◆ Available data:

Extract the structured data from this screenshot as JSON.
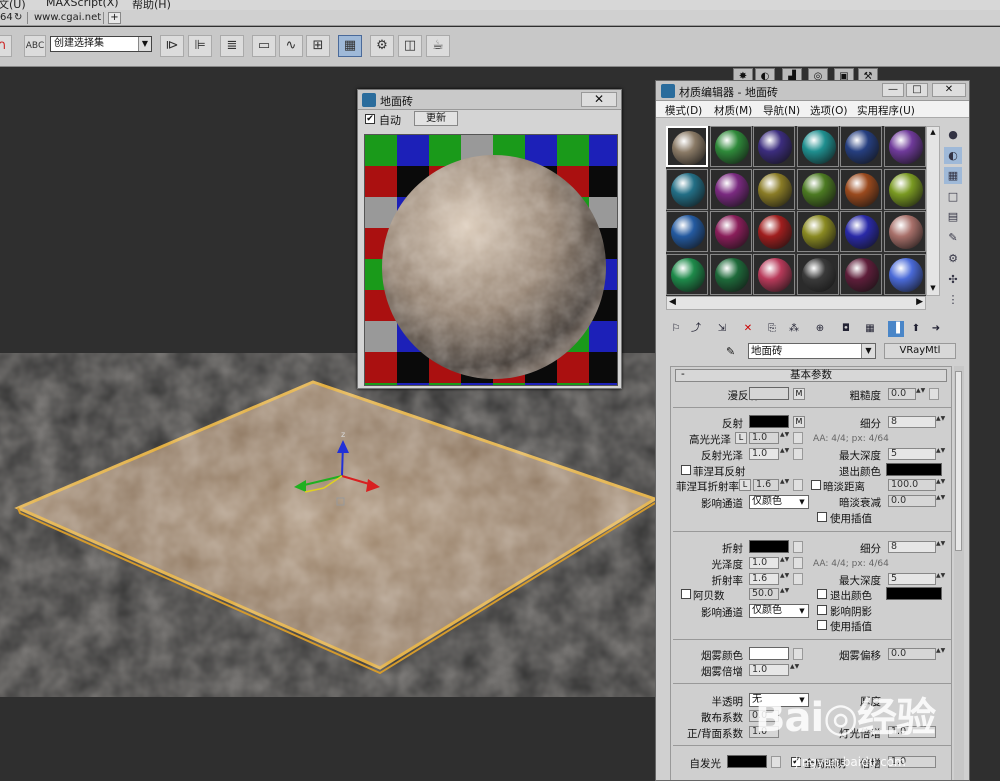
{
  "menubar": {
    "items": [
      "文(U)",
      "MAXScript(X)",
      "帮助(H)"
    ]
  },
  "urlbar": {
    "prefix": "64",
    "url": "www.cgai.net",
    "plus": "+"
  },
  "toolbar": {
    "selection_set": "创建选择集",
    "abc": "ABC"
  },
  "preview_window": {
    "title": "地面砖",
    "auto_label": "自动",
    "auto_checked": "✔",
    "update_button": "更新",
    "close": "✕"
  },
  "material_editor": {
    "title": "材质编辑器 - 地面砖",
    "window_buttons": {
      "minimize": "—",
      "restore": "□",
      "close": "✕"
    },
    "menu": [
      "模式(D)",
      "材质(M)",
      "导航(N)",
      "选项(O)",
      "实用程序(U)"
    ],
    "material_name": "地面砖",
    "material_type": "VRayMtl",
    "slot_colors": [
      "#8a7a66",
      "#2f8a3a",
      "#3c2d7e",
      "#1f8f8f",
      "#263f80",
      "#6f3a9a",
      "#236f86",
      "#7a2a80",
      "#8a7c26",
      "#4c7a22",
      "#9a4a1e",
      "#7a9a22",
      "#245aa0",
      "#8a1e5a",
      "#a01e1e",
      "#8a8a22",
      "#2a2aa8",
      "#a8706a",
      "#1e8a4a",
      "#1e6a3a",
      "#b83a5a",
      "#3a3a3a",
      "#5e1e3a",
      "#4a6ad8"
    ],
    "basic_params": {
      "rollout_title": "基本参数",
      "collapse": "-",
      "diffuse_label": "漫反射",
      "roughness_label": "粗糙度",
      "roughness_value": "0.0",
      "diffuse_color": "#d6d6d6",
      "m": "M",
      "reflect_label": "反射",
      "reflect_color": "#000000",
      "hilight_gloss_label": "高光光泽",
      "hilight_gloss_value": "1.0",
      "l": "L",
      "refl_gloss_label": "反射光泽",
      "refl_gloss_value": "1.0",
      "fresnel_label": "菲涅耳反射",
      "fresnel_ior_label": "菲涅耳折射率",
      "fresnel_ior_value": "1.6",
      "subdivs_label": "细分",
      "subdivs_value": "8",
      "aa_info": "AA: 4/4; px: 4/64",
      "max_depth_label": "最大深度",
      "max_depth_value": "5",
      "exit_color_label": "退出颜色",
      "exit_color": "#000000",
      "dim_dist_label": "暗淡距离",
      "dim_dist_value": "100.0",
      "dim_falloff_label": "暗淡衰减",
      "dim_falloff_value": "0.0",
      "affect_channels_label": "影响通道",
      "affect_channels_value": "仅颜色",
      "use_interp_label": "使用插值",
      "refract_label": "折射",
      "refract_color": "#000000",
      "gloss_label": "光泽度",
      "gloss_value": "1.0",
      "ior_label": "折射率",
      "ior_value": "1.6",
      "abbe_label": "阿贝数",
      "abbe_value": "50.0",
      "refr_subdivs_value": "8",
      "refr_aa_info": "AA: 4/4; px: 4/64",
      "refr_max_depth_value": "5",
      "refr_exit_color": "#000000",
      "affect_shadows_label": "影响阴影",
      "fog_color_label": "烟雾颜色",
      "fog_color": "#ffffff",
      "fog_mult_label": "烟雾倍增",
      "fog_mult_value": "1.0",
      "fog_bias_label": "烟雾偏移",
      "fog_bias_value": "0.0",
      "translucency_label": "半透明",
      "translucency_value": "无",
      "scatter_label": "散布系数",
      "scatter_value": "0.0",
      "fb_label": "正/背面系数",
      "fb_value": "1.0",
      "light_mult_label": "灯光倍增",
      "light_mult_value": "1.0",
      "thickness_label": "厚度",
      "self_illum_label": "自发光",
      "self_illum_color": "#000000",
      "gi_label": "全局照明",
      "gi_checked": "✔",
      "mult_label": "倍增",
      "mult_value": "1.0"
    }
  },
  "watermark": {
    "logo": "Bai◎经验",
    "url": "jingyan.baidu.com"
  }
}
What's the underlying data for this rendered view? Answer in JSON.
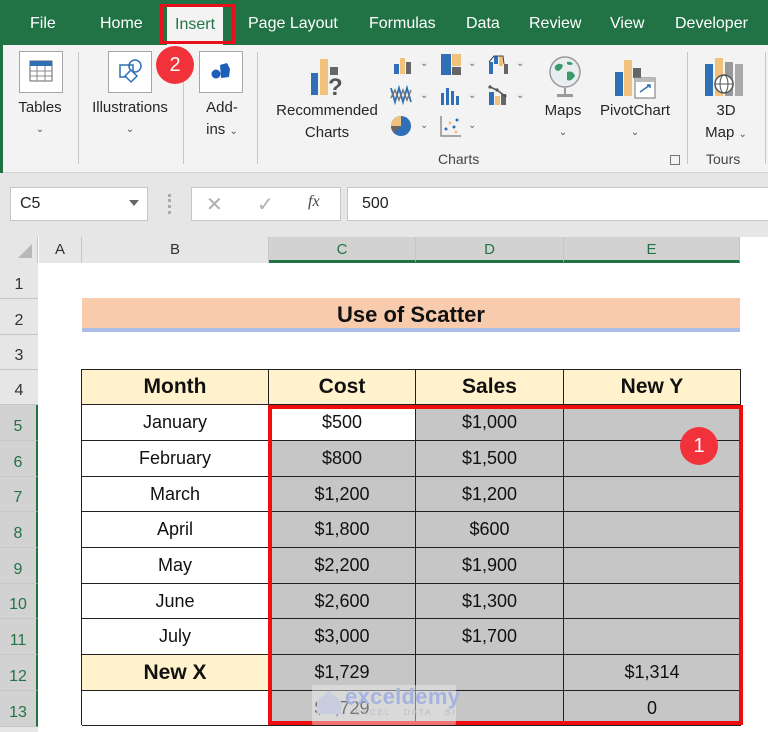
{
  "ribbon_tabs": [
    "File",
    "Home",
    "Insert",
    "Page Layout",
    "Formulas",
    "Data",
    "Review",
    "View",
    "Developer"
  ],
  "active_tab": "Insert",
  "ribbon": {
    "tables": "Tables",
    "illustrations": "Illustrations",
    "addins_line1": "Add-",
    "addins_line2": "ins",
    "recommended_line1": "Recommended",
    "recommended_line2": "Charts",
    "maps": "Maps",
    "pivotchart": "PivotChart",
    "map3d_line1": "3D",
    "map3d_line2": "Map",
    "charts_group": "Charts",
    "tours_group": "Tours",
    "chart_icons": [
      "column-chart-icon",
      "hierarchy-chart-icon",
      "waterfall-chart-icon",
      "line-chart-icon",
      "statistic-chart-icon",
      "combo-chart-icon",
      "pie-chart-icon",
      "scatter-chart-icon"
    ]
  },
  "annotations": {
    "step1": "1",
    "step2": "2"
  },
  "formula_bar": {
    "name_box": "C5",
    "cancel": "✕",
    "enter": "✓",
    "fx": "fx",
    "value": "500"
  },
  "columns": [
    "A",
    "B",
    "C",
    "D",
    "E"
  ],
  "rows": [
    "1",
    "2",
    "3",
    "4",
    "5",
    "6",
    "7",
    "8",
    "9",
    "10",
    "11",
    "12",
    "13"
  ],
  "sheet": {
    "title": "Use of Scatter",
    "headers": [
      "Month",
      "Cost",
      "Sales",
      "New Y"
    ],
    "data": [
      [
        "January",
        "$500",
        "$1,000",
        ""
      ],
      [
        "February",
        "$800",
        "$1,500",
        ""
      ],
      [
        "March",
        "$1,200",
        "$1,200",
        ""
      ],
      [
        "April",
        "$1,800",
        "$600",
        ""
      ],
      [
        "May",
        "$2,200",
        "$1,900",
        ""
      ],
      [
        "June",
        "$2,600",
        "$1,300",
        ""
      ],
      [
        "July",
        "$3,000",
        "$1,700",
        ""
      ],
      [
        "New X",
        "$1,729",
        "",
        "$1,314"
      ],
      [
        "",
        "$1,729",
        "",
        "0"
      ]
    ]
  },
  "watermark": {
    "name": "exceldemy",
    "tagline": "EXCEL · DATA · BI"
  },
  "colors": {
    "excel_green": "#217346",
    "highlight_red": "#e8101a",
    "title_fill": "#f8cbad",
    "header_fill": "#fff2cc",
    "selection_fill": "#c6c6c6",
    "badge_red": "#f1323a"
  }
}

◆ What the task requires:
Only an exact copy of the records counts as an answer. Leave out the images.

◆ Response box:
Extract the structured data from this screenshot as JSON.
{
  "menubar": {
    "items": [
      "文(U)",
      "MAXScript(X)",
      "帮助(H)"
    ]
  },
  "urlbar": {
    "prefix": "64",
    "url": "www.cgai.net",
    "plus": "+"
  },
  "toolbar": {
    "selection_set": "创建选择集",
    "abc": "ABC"
  },
  "preview_window": {
    "title": "地面砖",
    "auto_label": "自动",
    "auto_checked": "✔",
    "update_button": "更新",
    "close": "✕"
  },
  "material_editor": {
    "title": "材质编辑器 - 地面砖",
    "window_buttons": {
      "minimize": "—",
      "restore": "□",
      "close": "✕"
    },
    "menu": [
      "模式(D)",
      "材质(M)",
      "导航(N)",
      "选项(O)",
      "实用程序(U)"
    ],
    "material_name": "地面砖",
    "material_type": "VRayMtl",
    "slot_colors": [
      "#8a7a66",
      "#2f8a3a",
      "#3c2d7e",
      "#1f8f8f",
      "#263f80",
      "#6f3a9a",
      "#236f86",
      "#7a2a80",
      "#8a7c26",
      "#4c7a22",
      "#9a4a1e",
      "#7a9a22",
      "#245aa0",
      "#8a1e5a",
      "#a01e1e",
      "#8a8a22",
      "#2a2aa8",
      "#a8706a",
      "#1e8a4a",
      "#1e6a3a",
      "#b83a5a",
      "#3a3a3a",
      "#5e1e3a",
      "#4a6ad8"
    ],
    "basic_params": {
      "rollout_title": "基本参数",
      "collapse": "-",
      "diffuse_label": "漫反射",
      "roughness_label": "粗糙度",
      "roughness_value": "0.0",
      "diffuse_color": "#d6d6d6",
      "m": "M",
      "reflect_label": "反射",
      "reflect_color": "#000000",
      "hilight_gloss_label": "高光光泽",
      "hilight_gloss_value": "1.0",
      "l": "L",
      "refl_gloss_label": "反射光泽",
      "refl_gloss_value": "1.0",
      "fresnel_label": "菲涅耳反射",
      "fresnel_ior_label": "菲涅耳折射率",
      "fresnel_ior_value": "1.6",
      "subdivs_label": "细分",
      "subdivs_value": "8",
      "aa_info": "AA: 4/4; px: 4/64",
      "max_depth_label": "最大深度",
      "max_depth_value": "5",
      "exit_color_label": "退出颜色",
      "exit_color": "#000000",
      "dim_dist_label": "暗淡距离",
      "dim_dist_value": "100.0",
      "dim_falloff_label": "暗淡衰减",
      "dim_falloff_value": "0.0",
      "affect_channels_label": "影响通道",
      "affect_channels_value": "仅颜色",
      "use_interp_label": "使用插值",
      "refract_label": "折射",
      "refract_color": "#000000",
      "gloss_label": "光泽度",
      "gloss_value": "1.0",
      "ior_label": "折射率",
      "ior_value": "1.6",
      "abbe_label": "阿贝数",
      "abbe_value": "50.0",
      "refr_subdivs_value": "8",
      "refr_aa_info": "AA: 4/4; px: 4/64",
      "refr_max_depth_value": "5",
      "refr_exit_color": "#000000",
      "affect_shadows_label": "影响阴影",
      "fog_color_label": "烟雾颜色",
      "fog_color": "#ffffff",
      "fog_mult_label": "烟雾倍增",
      "fog_mult_value": "1.0",
      "fog_bias_label": "烟雾偏移",
      "fog_bias_value": "0.0",
      "translucency_label": "半透明",
      "translucency_value": "无",
      "scatter_label": "散布系数",
      "scatter_value": "0.0",
      "fb_label": "正/背面系数",
      "fb_value": "1.0",
      "light_mult_label": "灯光倍增",
      "light_mult_value": "1.0",
      "thickness_label": "厚度",
      "self_illum_label": "自发光",
      "self_illum_color": "#000000",
      "gi_label": "全局照明",
      "gi_checked": "✔",
      "mult_label": "倍增",
      "mult_value": "1.0"
    }
  },
  "watermark": {
    "logo": "Bai◎经验",
    "url": "jingyan.baidu.com"
  }
}
What's the underlying data for this rendered view? Answer in JSON.
{
  "ribbon_tabs": [
    "File",
    "Home",
    "Insert",
    "Page Layout",
    "Formulas",
    "Data",
    "Review",
    "View",
    "Developer"
  ],
  "active_tab": "Insert",
  "ribbon": {
    "tables": "Tables",
    "illustrations": "Illustrations",
    "addins_line1": "Add-",
    "addins_line2": "ins",
    "recommended_line1": "Recommended",
    "recommended_line2": "Charts",
    "maps": "Maps",
    "pivotchart": "PivotChart",
    "map3d_line1": "3D",
    "map3d_line2": "Map",
    "charts_group": "Charts",
    "tours_group": "Tours",
    "chart_icons": [
      "column-chart-icon",
      "hierarchy-chart-icon",
      "waterfall-chart-icon",
      "line-chart-icon",
      "statistic-chart-icon",
      "combo-chart-icon",
      "pie-chart-icon",
      "scatter-chart-icon"
    ]
  },
  "annotations": {
    "step1": "1",
    "step2": "2"
  },
  "formula_bar": {
    "name_box": "C5",
    "cancel": "✕",
    "enter": "✓",
    "fx": "fx",
    "value": "500"
  },
  "columns": [
    "A",
    "B",
    "C",
    "D",
    "E"
  ],
  "rows": [
    "1",
    "2",
    "3",
    "4",
    "5",
    "6",
    "7",
    "8",
    "9",
    "10",
    "11",
    "12",
    "13"
  ],
  "sheet": {
    "title": "Use of Scatter",
    "headers": [
      "Month",
      "Cost",
      "Sales",
      "New Y"
    ],
    "data": [
      [
        "January",
        "$500",
        "$1,000",
        ""
      ],
      [
        "February",
        "$800",
        "$1,500",
        ""
      ],
      [
        "March",
        "$1,200",
        "$1,200",
        ""
      ],
      [
        "April",
        "$1,800",
        "$600",
        ""
      ],
      [
        "May",
        "$2,200",
        "$1,900",
        ""
      ],
      [
        "June",
        "$2,600",
        "$1,300",
        ""
      ],
      [
        "July",
        "$3,000",
        "$1,700",
        ""
      ],
      [
        "New X",
        "$1,729",
        "",
        "$1,314"
      ],
      [
        "",
        "$1,729",
        "",
        "0"
      ]
    ]
  },
  "watermark": {
    "name": "exceldemy",
    "tagline": "EXCEL · DATA · BI"
  },
  "colors": {
    "excel_green": "#217346",
    "highlight_red": "#e8101a",
    "title_fill": "#f8cbad",
    "header_fill": "#fff2cc",
    "selection_fill": "#c6c6c6",
    "badge_red": "#f1323a"
  }
}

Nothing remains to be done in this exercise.